There is some excellent software available for this purpose, namely 1stClock on the Windows platform, or Vela Terra on Mac, but I thought I would roll my own quick solution with OS X Automator, channeling some shell script.
Here’s how to go about it, if you are on Mac OS X.
Create the TimeZone-to-Clipboard Workflow in Automator
First, start Automator (just Spotlight search and select it from the list), and save the Automator workflow as “Timezone List to Clipboard” or something similar. Drag to add a “Run Shellscript” action from the library of actions on the left side, and then a “Copy to Clipboard” action under that.
Next set the Shell in the “Run Shellscript” action to “/bin/bash”, and paste the following code into the text box:
1 2 3 4 5 6 7 8 9 10
These lines echo an appropriate text string, then execute the date command feeding it the TZ= modifier.
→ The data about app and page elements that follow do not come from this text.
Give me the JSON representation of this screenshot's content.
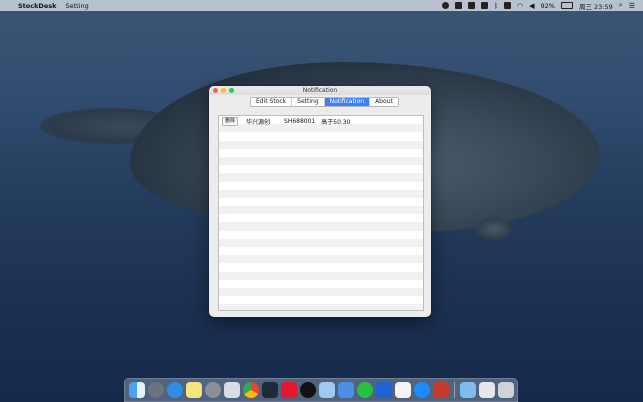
{
  "menubar": {
    "app_name": "StockDesk",
    "menu_item": "Setting",
    "battery": "92%",
    "clock": "周三 23:59"
  },
  "window": {
    "title": "Notification",
    "tabs": [
      {
        "label": "Edit Stock",
        "active": false
      },
      {
        "label": "Setting",
        "active": false
      },
      {
        "label": "Notification",
        "active": true
      },
      {
        "label": "About",
        "active": false
      }
    ],
    "notifications": [
      {
        "delete_label": "删除",
        "name": "华兴源创",
        "code": "SH688001",
        "condition": "高于50.30"
      }
    ]
  },
  "dock": {
    "apps": [
      "finder-icon",
      "launchpad-icon",
      "safari-icon",
      "notes-icon",
      "system-preferences-icon",
      "screenshot-icon",
      "chrome-icon",
      "terminal-icon",
      "weibo-icon",
      "qq-icon",
      "preview-icon",
      "xcode-icon",
      "iqiyi-icon",
      "maps-icon",
      "textedit-icon",
      "app-store-icon",
      "pdf-icon",
      "downloads-folder-icon",
      "window-icon",
      "trash-icon"
    ]
  },
  "colors": {
    "accent": "#3b82f6",
    "close": "#fc5f57",
    "minimize": "#fdbc2e",
    "zoom": "#33c748"
  }
}
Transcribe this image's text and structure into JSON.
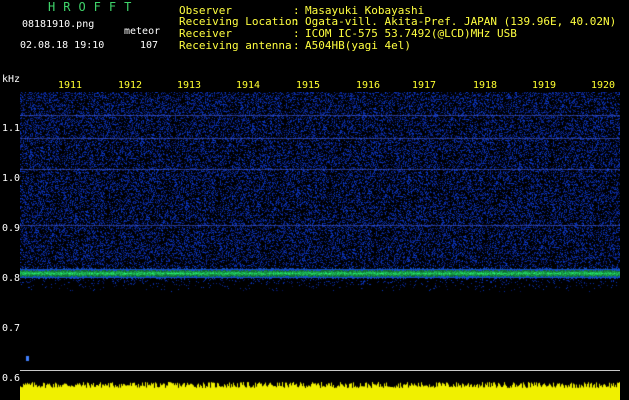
{
  "header": {
    "title": "HROFFT",
    "filename": "08181910.png",
    "meteor_label": "meteor",
    "datetime": "02.08.18 19:10",
    "meteor_count": "107"
  },
  "info": [
    {
      "key": "Observer",
      "sep": ":",
      "value": "Masayuki Kobayashi"
    },
    {
      "key": "Receiving Location",
      "sep": ":",
      "value": "Ogata-vill. Akita-Pref. JAPAN (139.96E, 40.02N)"
    },
    {
      "key": "Receiver",
      "sep": ":",
      "value": "ICOM IC-575 53.7492(@LCD)MHz USB"
    },
    {
      "key": "Receiving antenna",
      "sep": ":",
      "value": "A504HB(yagi 4el)"
    }
  ],
  "y_axis": {
    "unit": "kHz",
    "ticks": [
      "1.1",
      "1.0",
      "0.9",
      "0.8",
      "0.7",
      "0.6"
    ]
  },
  "x_axis": {
    "ticks": [
      "1911",
      "1912",
      "1913",
      "1914",
      "1915",
      "1916",
      "1917",
      "1918",
      "1919",
      "1920"
    ]
  },
  "colors": {
    "background": "#000000",
    "title": "#3fd46a",
    "info_text": "#ffff40",
    "tick_text": "#ffff30",
    "signal_band": "#3cff6e",
    "noise": "#1a2aa0",
    "bar_fill": "#f0f000"
  },
  "spectrogram": {
    "band_khz": 0.81
  }
}
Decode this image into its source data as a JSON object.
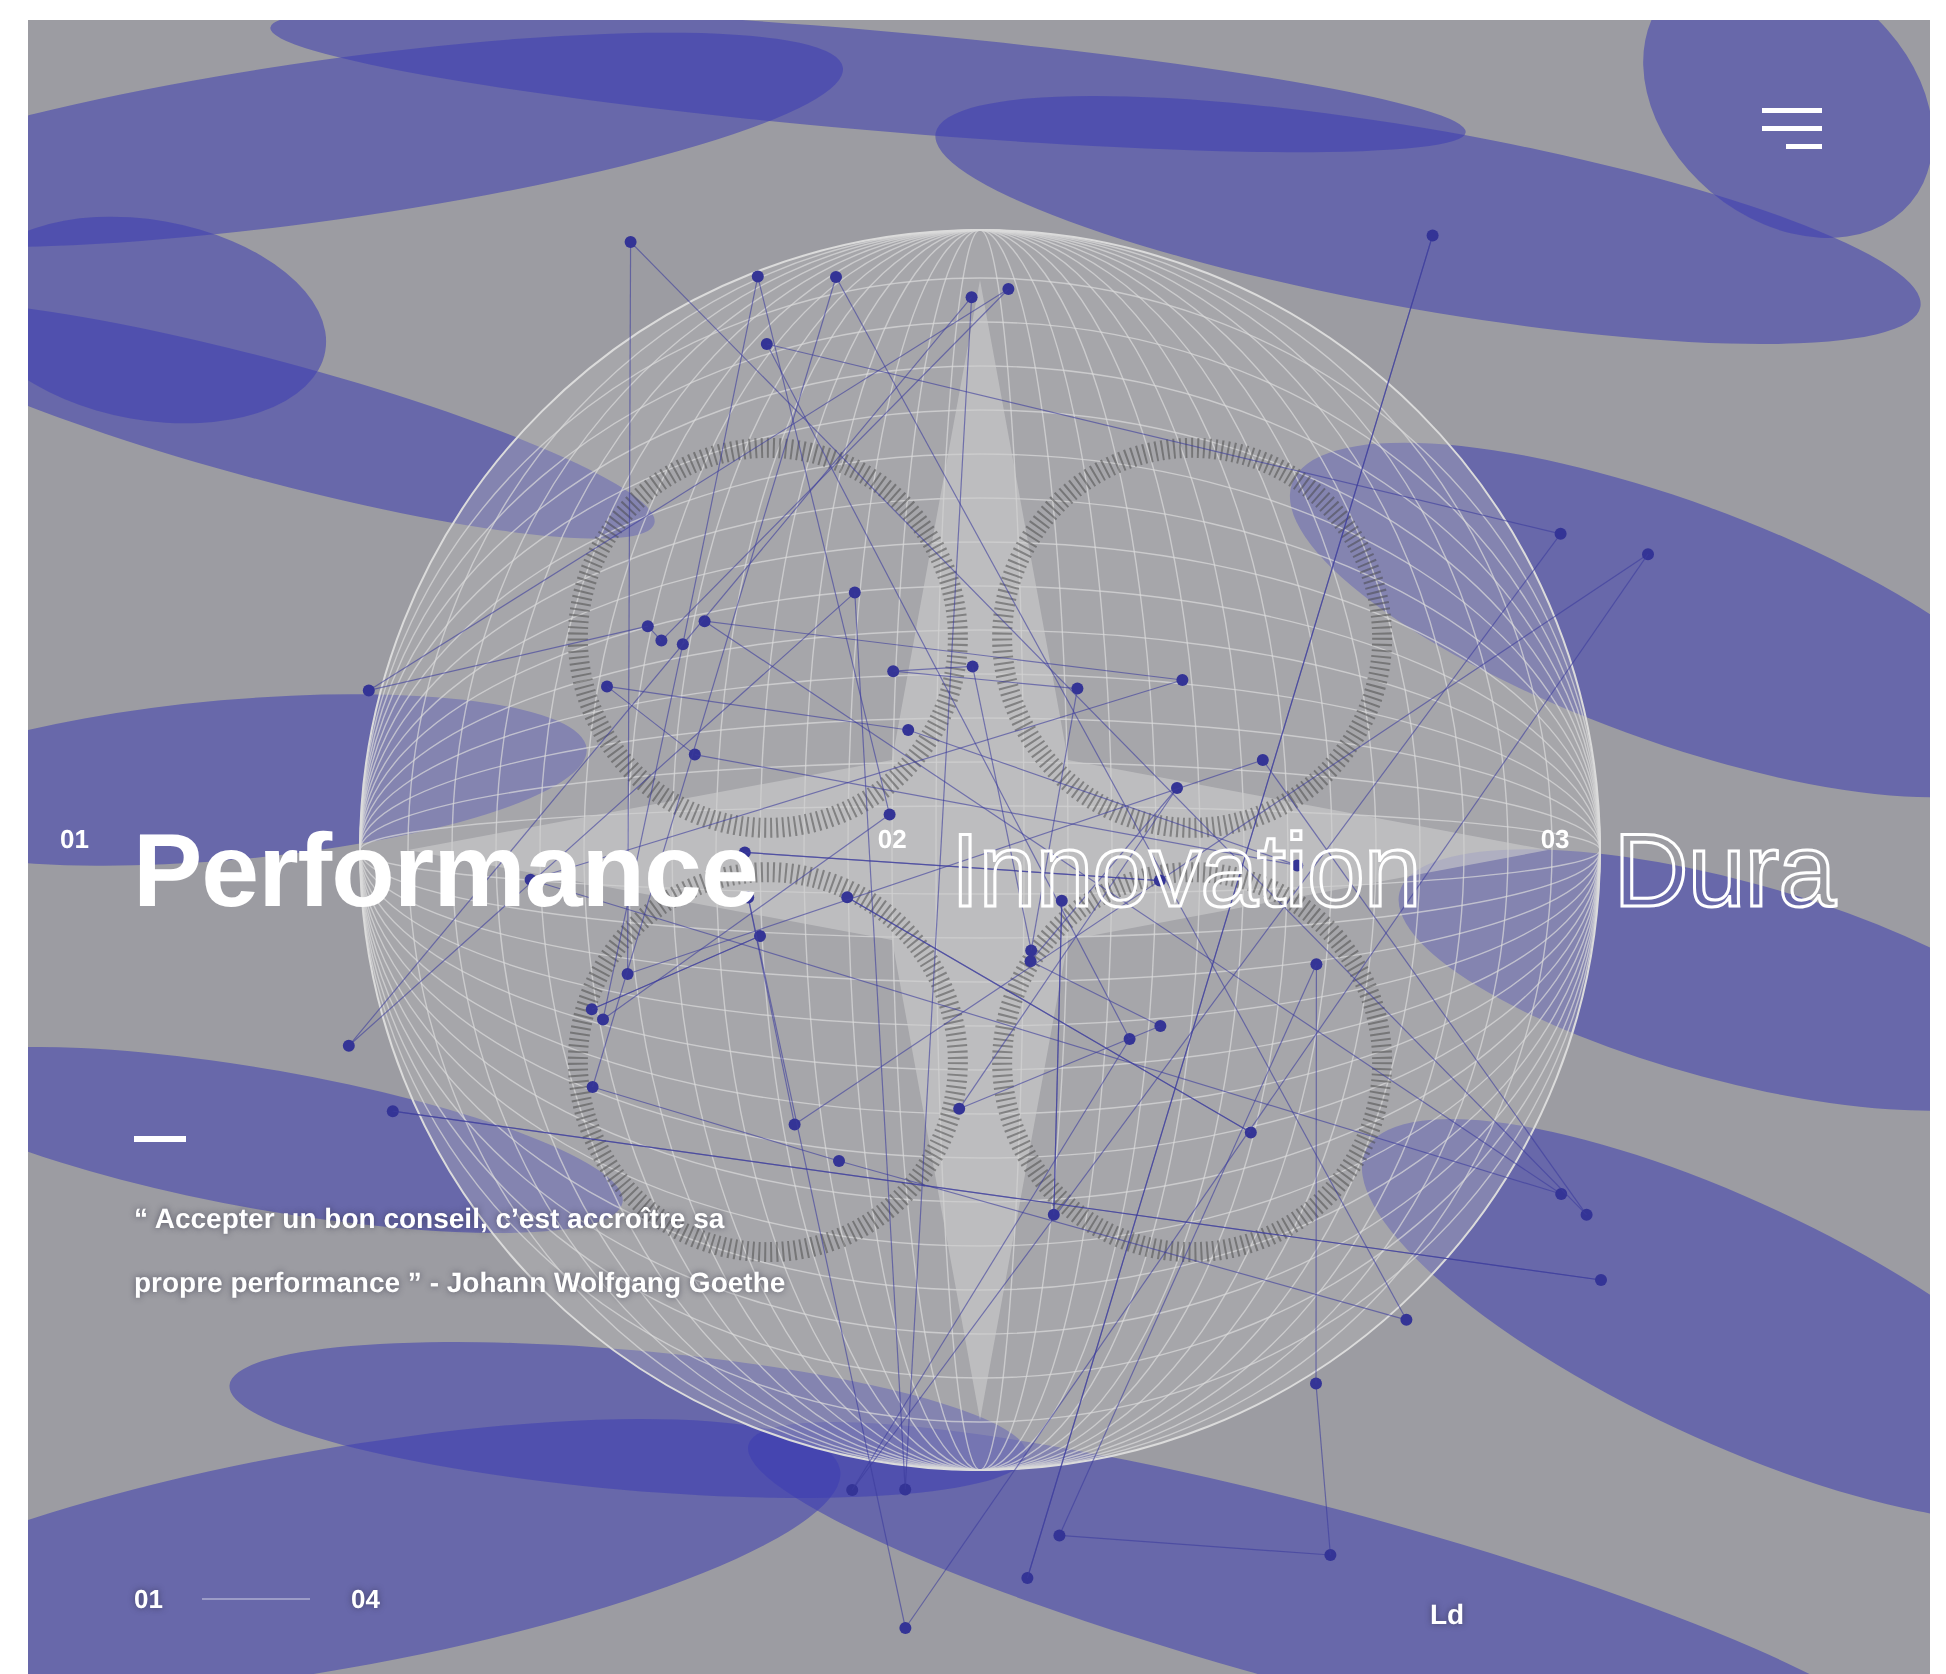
{
  "slides": [
    {
      "number": "01",
      "title": "Performance",
      "selected": true
    },
    {
      "number": "02",
      "title": "Innovation",
      "selected": false
    },
    {
      "number": "03",
      "title": "Dura",
      "selected": false
    }
  ],
  "quote": "“ Accepter un bon conseil, c’est accroître sa propre performance ” - Johann Wolfgang Goethe",
  "pager": {
    "current": "01",
    "total": "04"
  },
  "footer_label": "Ld"
}
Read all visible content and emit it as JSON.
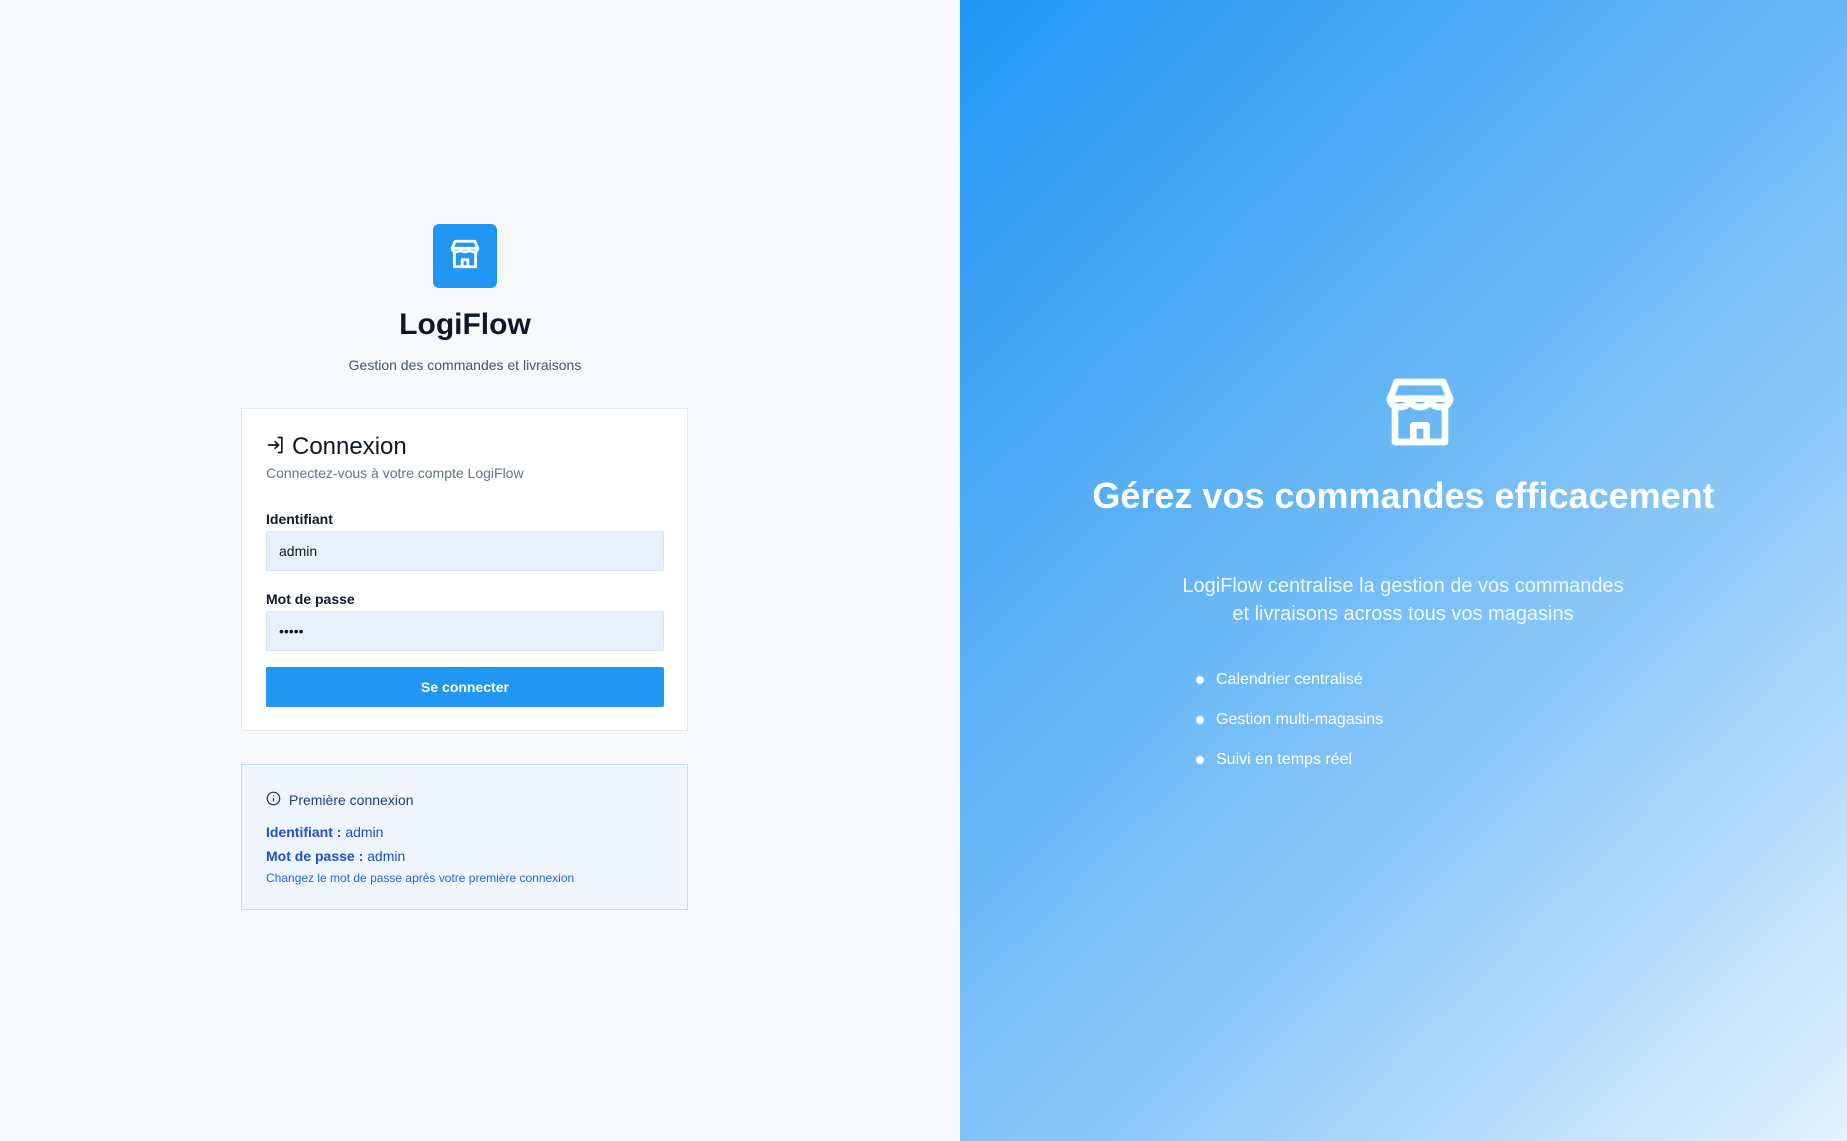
{
  "brand": {
    "name": "LogiFlow",
    "tagline": "Gestion des commandes et livraisons",
    "accent_color": "#2196f3",
    "logo_icon": "store-icon"
  },
  "login": {
    "title_icon": "login-arrow-icon",
    "title": "Connexion",
    "description": "Connectez-vous à votre compte LogiFlow",
    "username_label": "Identifiant",
    "username_value": "admin",
    "password_label": "Mot de passe",
    "password_value": "admin",
    "submit_label": "Se connecter"
  },
  "first_login": {
    "icon": "info-icon",
    "title": "Première connexion",
    "username_label": "Identifiant :",
    "username_value": "admin",
    "password_label": "Mot de passe :",
    "password_value": "admin",
    "note": "Changez le mot de passe après votre première connexion"
  },
  "hero": {
    "icon": "store-icon",
    "title": "Gérez vos commandes efficacement",
    "description": "LogiFlow centralise la gestion de vos commandes et livraisons across tous vos magasins",
    "features": [
      "Calendrier centralisé",
      "Gestion multi-magasins",
      "Suivi en temps réel"
    ]
  }
}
This makes the date command return the current date and time in the specified timezone. The bits with percent signs are the date format.
Save As an Application
Finally, to use it, “Save As” your Automator file to File Format “Application”, and drag your .app file to your Dock. Now when you click the icon in your Dock, it will quickly copy a list of timezones and times to your system clipboard, for better collaboration. Just paste it where you need it.
== Reference Times ==
Tokyo - JST (+0900) 22:39 Thu 17 Jan 2008
Hong Kong - HKT (+0800) 21:39 Thu 17 Jan 2008
Calcutta - IST (+0530) 19:09 Thu 17 Jan 2008
Berlin - CET (+0100) 14:39 Thu 17 Jan 2008
London - GMT (+0000) 13:39 Thu 17 Jan 2008
New York - EST (-0500) 08:39 Thu 17 Jan 2008
Chicago - CST (-0500) 07:39 Thu 17 Jan 2008
Denver - MST (-0700) 06:39 Thu 17 Jan 2008
San Francisco - PST (-0800) 05:39 Thu 17 Jan 2008
PROtip - remember that Japan does not observe Daylight Savings Time, a fact that causes some scheduling chaos twice a year during fall back, spring ahead.
Hope this helps you. Have fun consulting across timezones!